Since roofing material selection is more about personal preference, what you can afford matters. The costs involved in TPO roofing are higher because the materials are more difficult to manufacture. Additionally, TPO may require additional products like sealants and the fiber reinforcements mentioned above, so you have more to consider than just the cost of the roofing material itself.

EPDM is an economical solution, and in its liquid form it is even more affordable and easy to install. Why does ease of installation matter to cost? If the process is simple, you can replace your own RV roof and save hundreds, if not thousands, on shop or dealership labor costs.

Another factor to consider when it comes down to cost is the thickness. A thicker membrane is going to perform better and provide longer protection, so you should always choose that option if it is within your budget. After all, spending a little more on a better quality roof now, regardless of whether it is TPO or EPDM, is going to save you from more frequent repairs and replacements in the future.

Installation and Maintenance

TPO roofing typically requires hot air welding for the seams, which is a more complex process. Plus, it is going to be more expensive to install because of the need for specialty tools or a skilled welder to complete the work. On the other hand, EPDM can usually be installed even by the most average handy person. Liquid rubber EPDM products are even easier to install, making them a popular choice among DIYers for their ease of installation and lack of maintenance required.

Speaking of maintenance, this is another area where EPDM rubber roofing does the job better. Rubber roofs, when properly installed, will not require much maintenance in the early years. In fact, with regular cleaning and care, a rubber roof can last a long time with minimal or no need for repairs.

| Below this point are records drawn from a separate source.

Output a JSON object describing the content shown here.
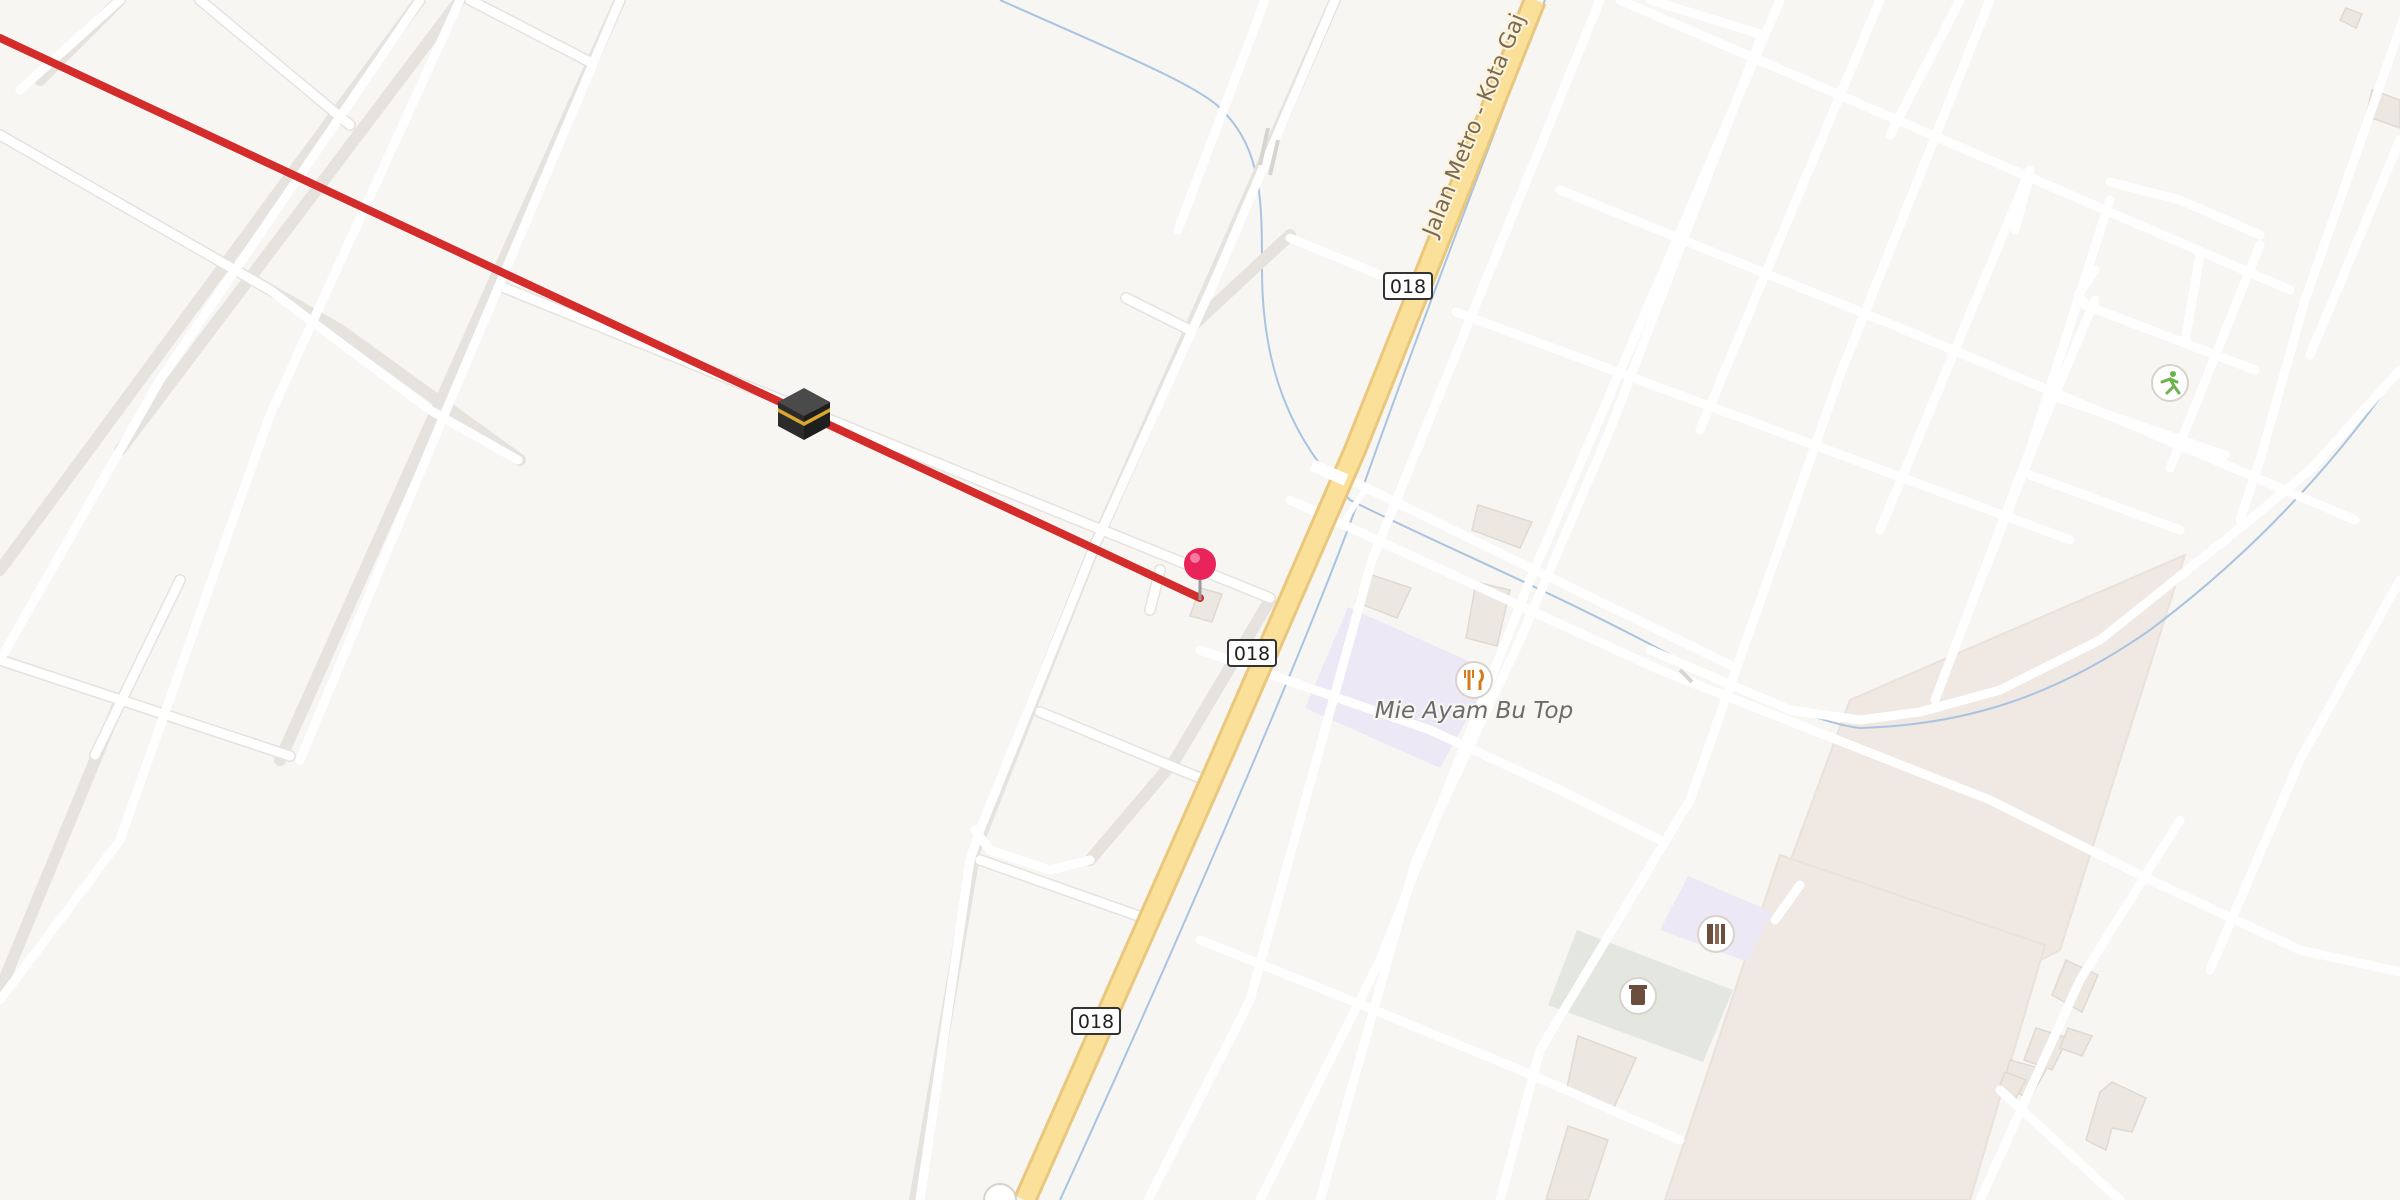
{
  "map": {
    "road_main_label": "Jalan Metro - Kota Gaj",
    "route_shields": [
      "018",
      "018",
      "018"
    ],
    "poi_restaurant_label": "Mie Ayam Bu Top",
    "colors": {
      "background": "#f8f6f3",
      "minor_road": "#ffffff",
      "major_road": "#fbe09a",
      "route_line": "#d42b2b",
      "pin": "#e8245a",
      "landuse_purple": "#ece8f6",
      "landuse_green": "#e4e7e0",
      "industrial": "#efe8e3",
      "water": "#a8c4e0"
    },
    "icons": {
      "kaaba": "kaaba-icon",
      "pin": "location-pin-icon",
      "restaurant": "fork-knife-icon",
      "school": "school-icon",
      "sport": "running-person-icon",
      "cemetery": "tombstone-icon"
    }
  }
}
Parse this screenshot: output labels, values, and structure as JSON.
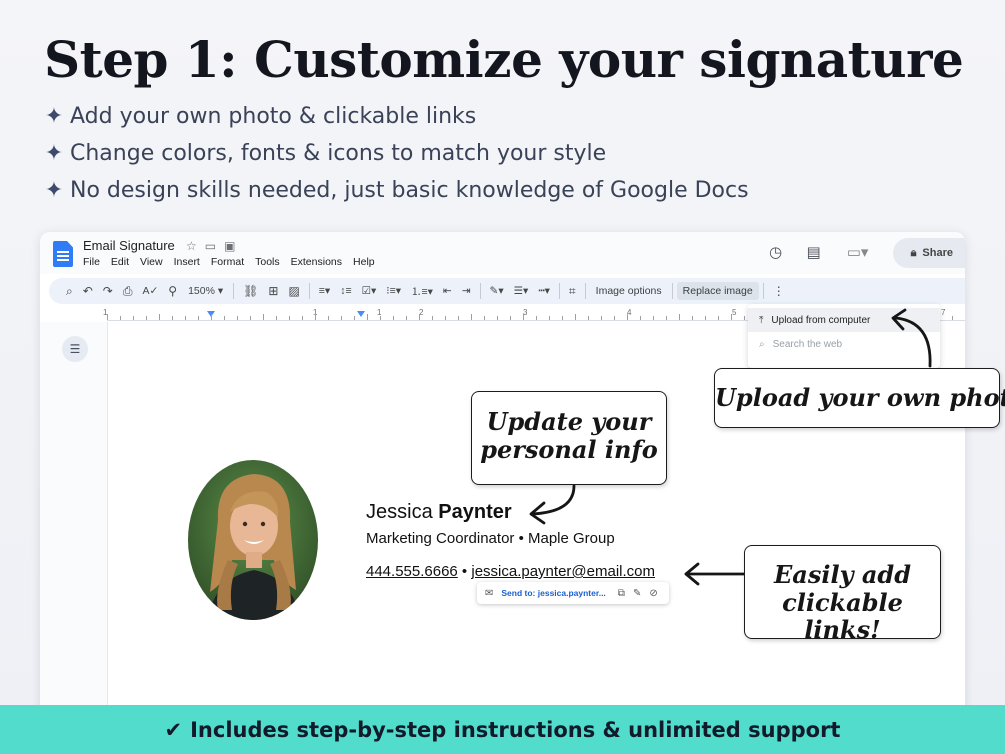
{
  "headline": "Step 1: Customize your signature",
  "bullets": [
    "Add your own photo & clickable links",
    "Change colors, fonts & icons to match your style",
    "No design skills needed, just basic knowledge of Google Docs"
  ],
  "docs": {
    "title": "Email Signature",
    "menus": [
      "File",
      "Edit",
      "View",
      "Insert",
      "Format",
      "Tools",
      "Extensions",
      "Help"
    ],
    "share_label": "Share",
    "toolbar": {
      "zoom": "150%",
      "image_options": "Image options",
      "replace_image": "Replace image"
    },
    "ruler_numbers": [
      "1",
      "1",
      "1",
      "2",
      "3",
      "4",
      "5",
      "7"
    ],
    "dropdown": {
      "upload": "Upload from computer",
      "search_web": "Search the web"
    },
    "signature": {
      "first_name": "Jessica",
      "last_name": "Paynter",
      "job_title": "Marketing Coordinator • Maple Group",
      "phone": "444.555.6666",
      "separator": " • ",
      "email": "jessica.paynter@email.com"
    },
    "link_popup": "Send to: jessica.paynter..."
  },
  "callouts": {
    "upload_photo": "Upload your own photo",
    "update_info_line1": "Update your",
    "update_info_line2": "personal info",
    "links_line1": "Easily add",
    "links_line2": "clickable links!"
  },
  "footer": {
    "check": "✔",
    "text": "Includes step-by-step instructions & unlimited support"
  },
  "colors": {
    "footer_bg": "#52dccb",
    "docs_blue": "#2f7cf6",
    "toolbar_bg": "#edf2fa"
  }
}
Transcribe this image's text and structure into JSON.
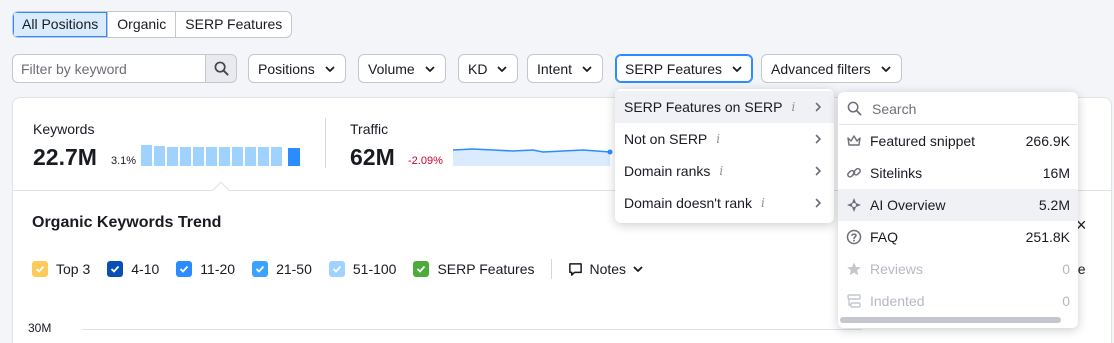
{
  "position_tabs": [
    {
      "label": "All Positions",
      "active": true
    },
    {
      "label": "Organic",
      "active": false
    },
    {
      "label": "SERP Features",
      "active": false
    }
  ],
  "filters": {
    "keyword_placeholder": "Filter by keyword",
    "search_icon": "search-icon",
    "dropdowns": [
      "Positions",
      "Volume",
      "KD",
      "Intent",
      "SERP Features",
      "Advanced filters"
    ]
  },
  "metrics": {
    "keywords": {
      "label": "Keywords",
      "value": "22.7M",
      "delta": "3.1%",
      "delta_color": "#191b23"
    },
    "traffic": {
      "label": "Traffic",
      "value": "62M",
      "delta": "-2.09%",
      "delta_color": "#d1002f"
    }
  },
  "trend": {
    "title": "Organic Keywords Trend",
    "legend": [
      {
        "label": "Top 3",
        "color": "#ffca5c"
      },
      {
        "label": "4-10",
        "color": "#0a4fb4"
      },
      {
        "label": "11-20",
        "color": "#2b8cff"
      },
      {
        "label": "21-50",
        "color": "#3aa3ff"
      },
      {
        "label": "51-100",
        "color": "#9fd2ff"
      },
      {
        "label": "SERP Features",
        "color": "#4cab3a"
      }
    ],
    "notes_label": "Notes",
    "y_tick": "30M",
    "clipped_text": "ne"
  },
  "serp_menu": {
    "items": [
      {
        "label": "SERP Features on SERP",
        "highlighted": true
      },
      {
        "label": "Not on SERP",
        "highlighted": false
      },
      {
        "label": "Domain ranks",
        "highlighted": false
      },
      {
        "label": "Domain doesn't rank",
        "highlighted": false
      }
    ],
    "info_glyph": "i"
  },
  "serp_submenu": {
    "search_placeholder": "Search",
    "items": [
      {
        "label": "Featured snippet",
        "count": "266.9K",
        "icon": "crown-icon",
        "disabled": false,
        "highlighted": false
      },
      {
        "label": "Sitelinks",
        "count": "16M",
        "icon": "link-icon",
        "disabled": false,
        "highlighted": false
      },
      {
        "label": "AI Overview",
        "count": "5.2M",
        "icon": "ai-overview-icon",
        "disabled": false,
        "highlighted": true
      },
      {
        "label": "FAQ",
        "count": "251.8K",
        "icon": "question-icon",
        "disabled": false,
        "highlighted": false
      },
      {
        "label": "Reviews",
        "count": "0",
        "icon": "star-icon",
        "disabled": true,
        "highlighted": false
      },
      {
        "label": "Indented",
        "count": "0",
        "icon": "indented-icon",
        "disabled": true,
        "highlighted": false
      }
    ]
  },
  "close_glyph": "×"
}
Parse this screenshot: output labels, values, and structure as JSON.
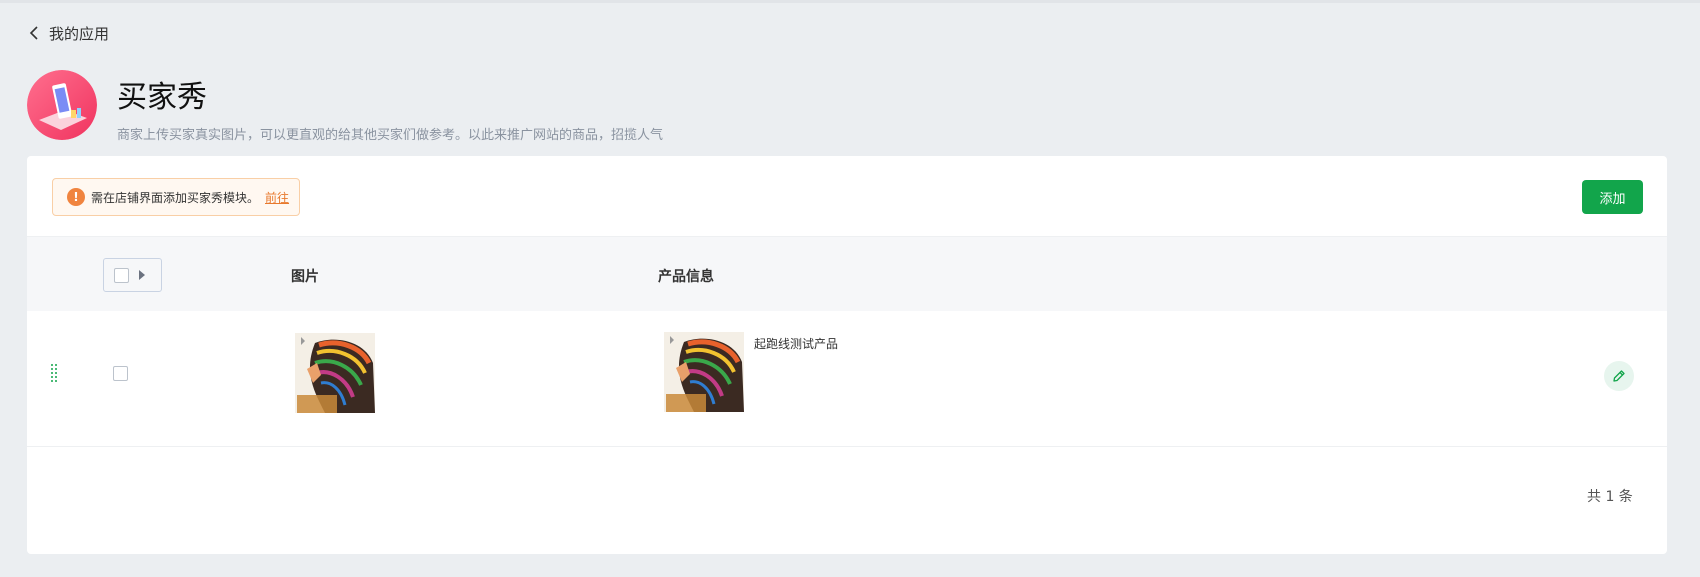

A TPO roof, on the other hand, requires regular resealing for the best protection. Like fiberglass, the seams have no other protectant or adhesive like they do on a rubber roof, and therefore rely solely on the protection of a sealant. Applying and reapplying certain products over the years may also cause unnecessary deterioration and damage.